Posts Tagged: Dani Shapiro
Things in my own life that make me want to write about them are often things that are unresolved. And I use writing to figure them out.
Memoirists Meredith Maran, Dani Shapiro, Ayelet Waldman, Kate Christensen, and Nick Flynn speak in a YouTube video about why they write about their own lives, and the best/worst things that happened to them as a result of writing a memoir....more
The writing advice I give is this:
1) Sit down
These wise and talented writers have more to say....more
In an era when people live tweet every aspect of their lives, the memoir might seem an antiquated notion. Dani Shapiro disagrees. Status updates are immediate, instant acts of narcissism. Writing a memoir requires introspection and distance. Shapiro explains over at The New Yorker:
It is only with distance that we are able to turn our powers of observation on ourselves, thus fashioning stories in which we are characters.
Saturday 2/15: Luna Miguel, Jacob Steinberg, and Gabby Bess read poetry. Mellow Pages, 7 p.m., free.
Sunday 2/16: Stephen Elliott and Julia Fierro join Gina Frangello as she reads from her novel A Life in Men (February 2014). Fierro’s forthcoming Cutting Teeth (May 2014) examines thirty-somethings attempting to enjoy a beach house with their children....more
At Salon, Dani Shapiro writes an open response to a reader who felt that Shapiro’s memoir Slow Motion wasn’t fully honest because it didn’t include all the details of her life.
In it, she explains what memoir is and isn’t, and what honesty means for the form:
When I write fiction, I make things up.
Monday 10/21: Novelist Jonathan Grimwood hosts Charlotte Druckman, Gideon Lewis-Kraus, and Matt Gross for an evening of storytelling focused on obsessions. Grimwood’s novel, The Last Banquet (October 2013), set in Enlightenment era Versailles, will inspire refreshments served by chef Emily Casey....more
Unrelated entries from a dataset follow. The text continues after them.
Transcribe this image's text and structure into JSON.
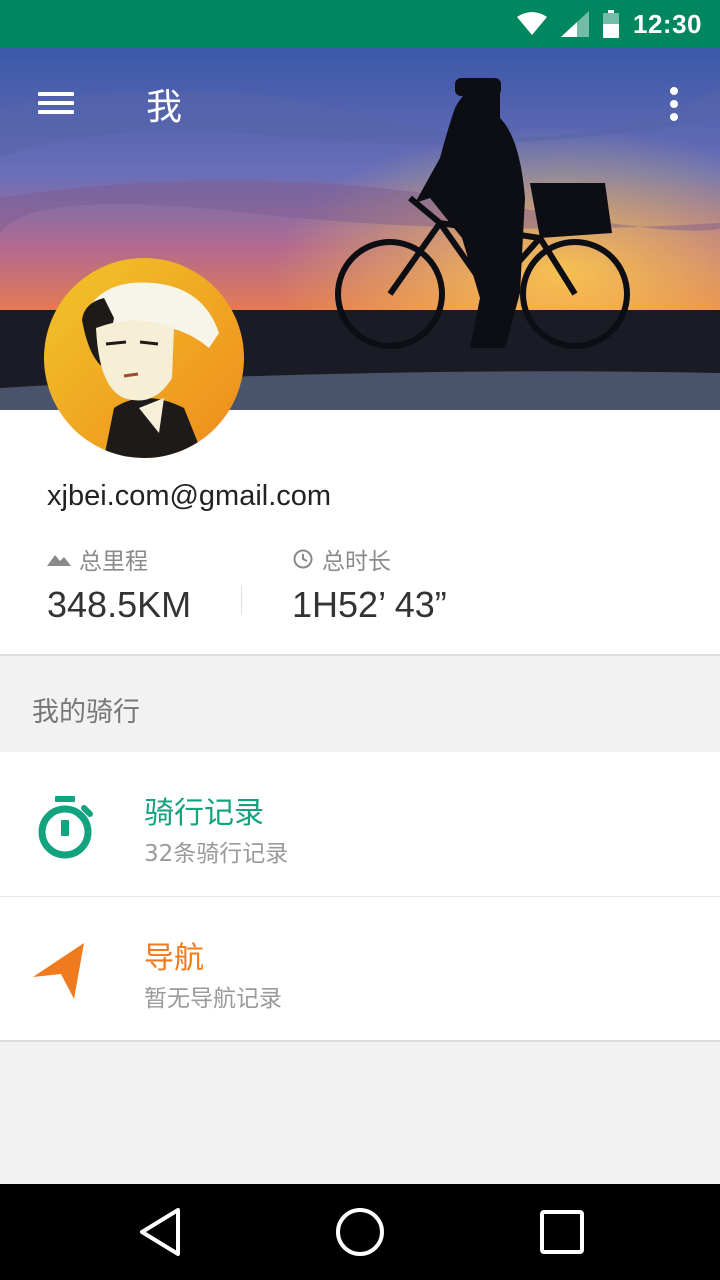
{
  "status_bar": {
    "time": "12:30",
    "icons": [
      "wifi-icon",
      "cell-signal-icon",
      "battery-icon"
    ]
  },
  "header": {
    "title": "我",
    "menu_icon": "hamburger-menu-icon",
    "overflow_icon": "more-vert-icon"
  },
  "profile": {
    "email": "xjbei.com@gmail.com",
    "stats": [
      {
        "icon": "terrain-icon",
        "label": "总里程",
        "value": "348.5KM"
      },
      {
        "icon": "clock-icon",
        "label": "总时长",
        "value": "1H52’ 43”"
      }
    ]
  },
  "section": {
    "title": "我的骑行"
  },
  "list": [
    {
      "icon": "stopwatch-icon",
      "title": "骑行记录",
      "subtitle": "32条骑行记录",
      "color": "#14a37f"
    },
    {
      "icon": "navigation-arrow-icon",
      "title": "导航",
      "subtitle": "暂无导航记录",
      "color": "#f07a1e"
    }
  ],
  "nav_bar": {
    "icons": [
      "back-icon",
      "home-icon",
      "recents-icon"
    ]
  },
  "colors": {
    "status_bar": "#00875f",
    "accent_green": "#14a37f",
    "accent_orange": "#f07a1e"
  }
}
There are those writers that relinquish their private lives to the world, choosing to share the honesty of experience, which is often difficult for those family members and friends who were part of this experience.
Changed names and confrontation come up all the time for the memoirist, but what about protecting those family members that don’t exist yet?...more